Economy globalization and the continuous search for food, energy and raw materials led to an estimated 3 dB/decade increase of ocean noise intensity worldwide (Frisk, 2012). The full impact of this increase is still unknown, but evidence is piling up towards a deterioration of the marine habitat, the disruption of the life cycle of a number of endangered species and biodiversity loss. Determining the level of anthropogenic noise - the so-called excess noise level (ENL) (Farcas, Powell, Brookes, & Merchant, 2020) - and building identifiable meaningful indicators for sup- porting marine management policies currently requires extensive observation data and computer modeling.

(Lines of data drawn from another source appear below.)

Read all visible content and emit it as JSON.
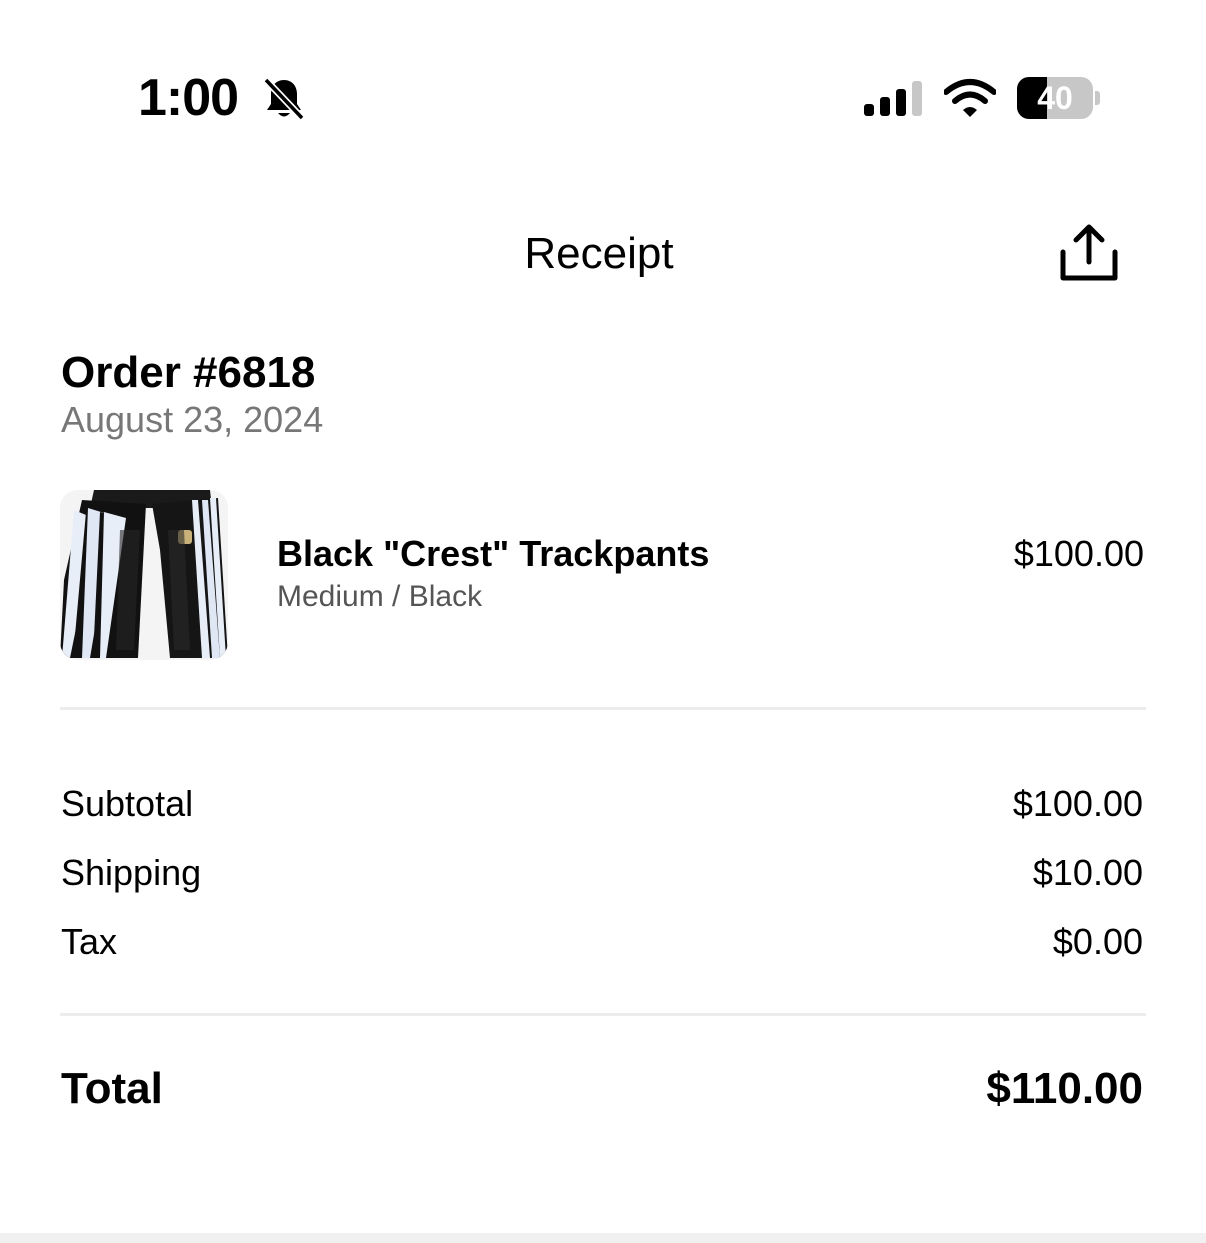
{
  "status_bar": {
    "time": "1:00",
    "battery_level": "40",
    "battery_fraction": 0.4,
    "icons": [
      "bell-slash-icon",
      "cellular-signal-icon",
      "wifi-icon",
      "battery-icon"
    ]
  },
  "header": {
    "title": "Receipt",
    "share_icon": "share-icon"
  },
  "order": {
    "number": "Order #6818",
    "date": "August 23, 2024"
  },
  "items": [
    {
      "name": "Black \"Crest\" Trackpants",
      "variant": "Medium / Black",
      "price": "$100.00"
    }
  ],
  "summary": {
    "subtotal_label": "Subtotal",
    "subtotal_value": "$100.00",
    "shipping_label": "Shipping",
    "shipping_value": "$10.00",
    "tax_label": "Tax",
    "tax_value": "$0.00",
    "total_label": "Total",
    "total_value": "$110.00"
  },
  "colors": {
    "text_primary": "#000000",
    "text_secondary": "#777777",
    "divider": "#ececec",
    "battery_track": "#c7c7c7"
  }
}
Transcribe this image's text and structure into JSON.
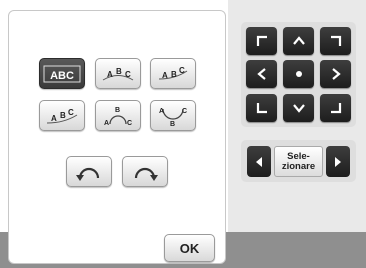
{
  "text_layout_buttons": [
    {
      "label": "ABC",
      "icon": "text-straight-icon",
      "selected": true
    },
    {
      "label": "ABC",
      "icon": "text-arc-up-icon",
      "selected": false
    },
    {
      "label": "ABC",
      "icon": "text-arc-tilted-icon",
      "selected": false
    },
    {
      "label": "ABC",
      "icon": "text-arc-down-icon",
      "selected": false
    },
    {
      "label": "ABC",
      "icon": "text-circle-top-icon",
      "selected": false
    },
    {
      "label": "ABC",
      "icon": "text-circle-bottom-icon",
      "selected": false
    }
  ],
  "rotate_buttons": [
    {
      "icon": "rotate-counterclockwise-icon"
    },
    {
      "icon": "rotate-clockwise-icon"
    }
  ],
  "ok_button": {
    "label": "OK"
  },
  "direction_pad": {
    "buttons": [
      "up-left-icon",
      "up-icon",
      "up-right-icon",
      "left-icon",
      "center-icon",
      "right-icon",
      "down-left-icon",
      "down-icon",
      "down-right-icon"
    ]
  },
  "selector": {
    "label": "Sele-\nzionare",
    "prev_icon": "triangle-left-icon",
    "next_icon": "triangle-right-icon"
  },
  "colors": {
    "selected_button": "#3a3a3a",
    "dark_button": "#1d1d1d",
    "panel_bg": "#e9e9e9",
    "bottom_bar": "#8f8f8f"
  }
}
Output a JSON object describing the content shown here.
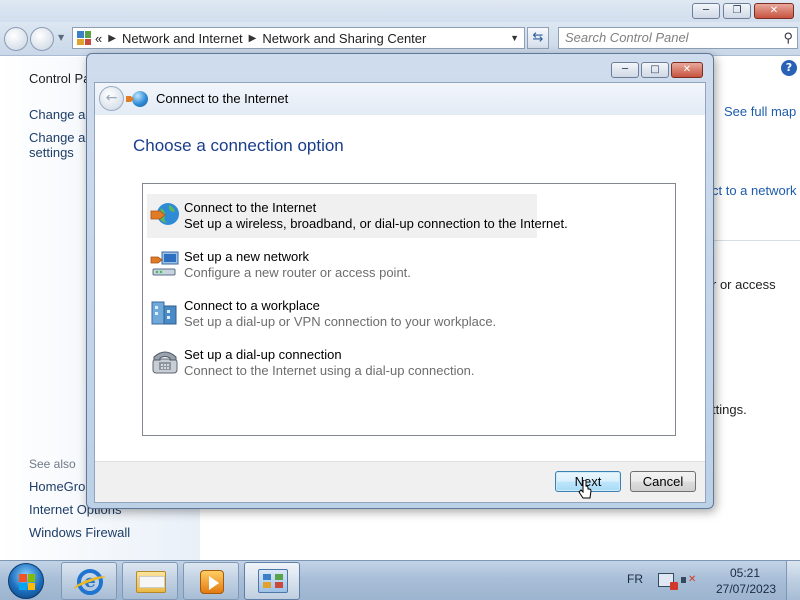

Acoustic recordings in the 20-1000 Hz frequency band, were performed 6 hour a day during June 2018 at three locations to the Southwest of Faial-Pico Islands, in the Azores archipelago, a well known habitat for over twenty cetacean species. For modeling purposes, anthropogenic noise was reduced to ship traffic drawn from AIS data and environmental sound was attributed to wind action on ocean surface. Data - model comparison at these three locations allowed to introduce a field calibration procedure based on the linear transformation of sample distribution probability density functions in the sound pressure level domain. This transformation turns out to be non-linear in the power domain where ENL is estimated as the instantaneous difference between modelled sound and wind sound intensity levels. The broadband version appears as the sum of the 1/3 octave bands transformed power over the data recording frequency band. Assuming that model data may have a systematic bias, field calibration is extended to a larger area covering four islands of the Azores archipelago for the full month of June 2018. The results show that field calibrated ENL sound maps are in line with the shipping distribution in the area, revealing a number of potentially threatening hotspots due to sound propagation conditions off shipping routes and vessel traffic patterns between islands. Field calibrated ENL addresses the need for a quantifiable measure of ocean noise and therefore offers a basis for building suitable continuous anthropogenic noise pollution indicators as required to support EU ocean management policies under MSFD.
Estimating ocean noise is crucial for its impact on marine life and biodiversity. Coverage of large areas for long periods of time requires a massive modeling effort that uses shipping AIS and wind data to produce ocean sound distributions, known as sound maps. However, sound maps require matching with actual measured sound data, and eventual calibration. Field calibration strategies have been proposed and tested at small scale and in particular for coastal setups. This paper explores the possibility of using oceanic communication cables (smart cables) equipped with opportunistic acoustic receivers to calibrate sound maps at oceanic scale. The scenario is that of the CAM-ring that connects continental Portugal, Azores and Madeira archipelagos in a closed loop. Results obtained with real data on a trial in Azores and then a long range simulation in the abyssal plain between Portugal and Azores show that the proposed Bayesian sound estimator allows to optimally update the model estimate with the measured data giving an effective reduction of the expected Bayesian mean square error (BMSE). The radius of BMSE reduction is larger than the distance between smart cable repeaters (approximately 60 km), leaving a good hope for effective sound maps calibration along the cable route.